He who will not curb his passion, will wish that undone which his grief and resentment suggested, while he violently plies his revenge with unsated rancor. Rage is a short madness. Rule your passion, which commands, if it do not obey; do not restrain it with a bridle, and with fetters.

Sacredness of human life! The world has never believed it! It has been with life that we settled our quarrels, won wives, gold and land, defended ideas, imposed religions. We have held that a death toll was a necessary part of every human achievement, whether sport, war, or industry. A moment’s rage over the horror of it, and we have sunk into indifference.

Music exalts each joy, allays each grief, expels diseases, softens every pain, subdues the rage and poison and of plague.

Heaven has no rage like love to hatred turned.

Those who rage today against the ideals of reason and of individual freedom, and seek to impose an insensate state of slavery by means of brutal force, rightly see in the Jews irreconcilable opponents.

People who fly into rage always make a bad landing.

Humility is the most excellent natural cure for anger in the world, for he, that by daily considering his own infirmities and failings, makes the error of his servant or neighbor to be his own case, and remembers that he daily needs God’s pardon and his brother’s charity, will not be apt to rage at the levities, or misfortunes, or indiscretions of another.

The man who is just and resolute will not be moved from his settled purpose, either by the misdirected rage of his fellow citizens, or by the threats of an imperious tryant.
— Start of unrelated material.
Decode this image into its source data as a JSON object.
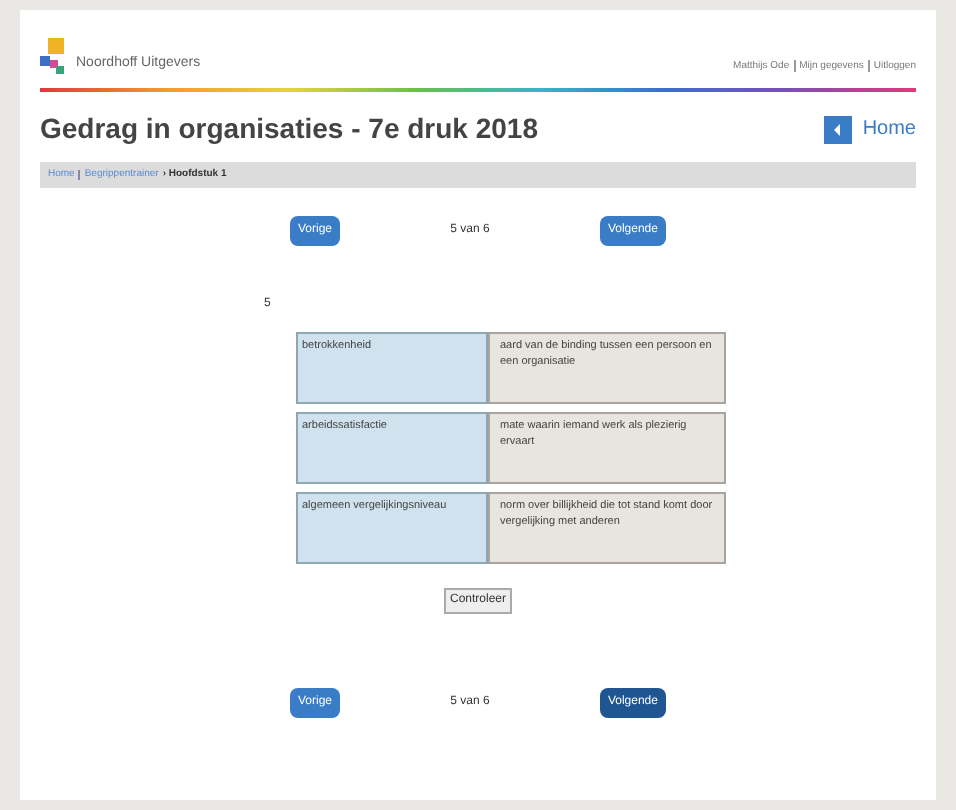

Sacredness of human life! The world has never believed it! It has been with life that we settled our quarrels, won wives, gold, and land, defended ideas, imposed religions. We have held that a death toll was a necessary part of every human achievement, whether sport, war, or industry. A moment's rage over the horror of it; and we have sunk into indifference.

By patience and time we sever what strength and rage could never.

Depression is rage spread thin.

When one is transported by rage it is best to observe attentively the effects on those who deliver themselves over to the same passion.

Evil must never be fought with rage or hatred, for that will only make it stronger. You must never fear the evil ones, for your fear will consume and destroy you. Instead, fight the evil spirits with love and compassion, for those are our greatest weapons.

Nothing can allay the rage of biting envy.

Rage, rage against the dying of the light.

For the sake of humanity, it is devoutly to be wished that the manly employment of agriculture, and the humanizing benefit of commerce, would supersede the waste of war and the rage of conquest; that the swords might be turned into ploughshares, the spears into pruning-hooks, and, as the Scriptures express it, "the nations learn war no more."

The man who is just and resolute will not be moved from his settled purpose, either by the misdirected rage of his fellow citizens, or by the threats of an imperious tyrant.

Clinical experience has indicated that where a child has been exposed early in his live to episodes of physical violence, whether he himself is the victim or ... the witness, he will often later demonstrate similar outbursts of uncontrollable rage and violence of his own. Aggression becomes an easy outlet through which the child's frustrations and tensions flow, not just because of a simple matter of learning that can be just as simply unlearned, not just because he is imitating a bad behavior model and can be taught to imitate something more constructive, but because these traumatic experiences have overwhelmed him. His own emotional development is too immature to withstand the crippling inner effects of outer violence. Something happens to the child's character, to his sense of reality, to the development of his controls against impulses that may not later be changed easily but which may lead to reactions that in turn provoke more reactions - one or more of which may be criminal. Then society reacts against him for what he did, but more for what all of us have done - unpleasantly - to one another. Upon him is laid the iniquity of us all.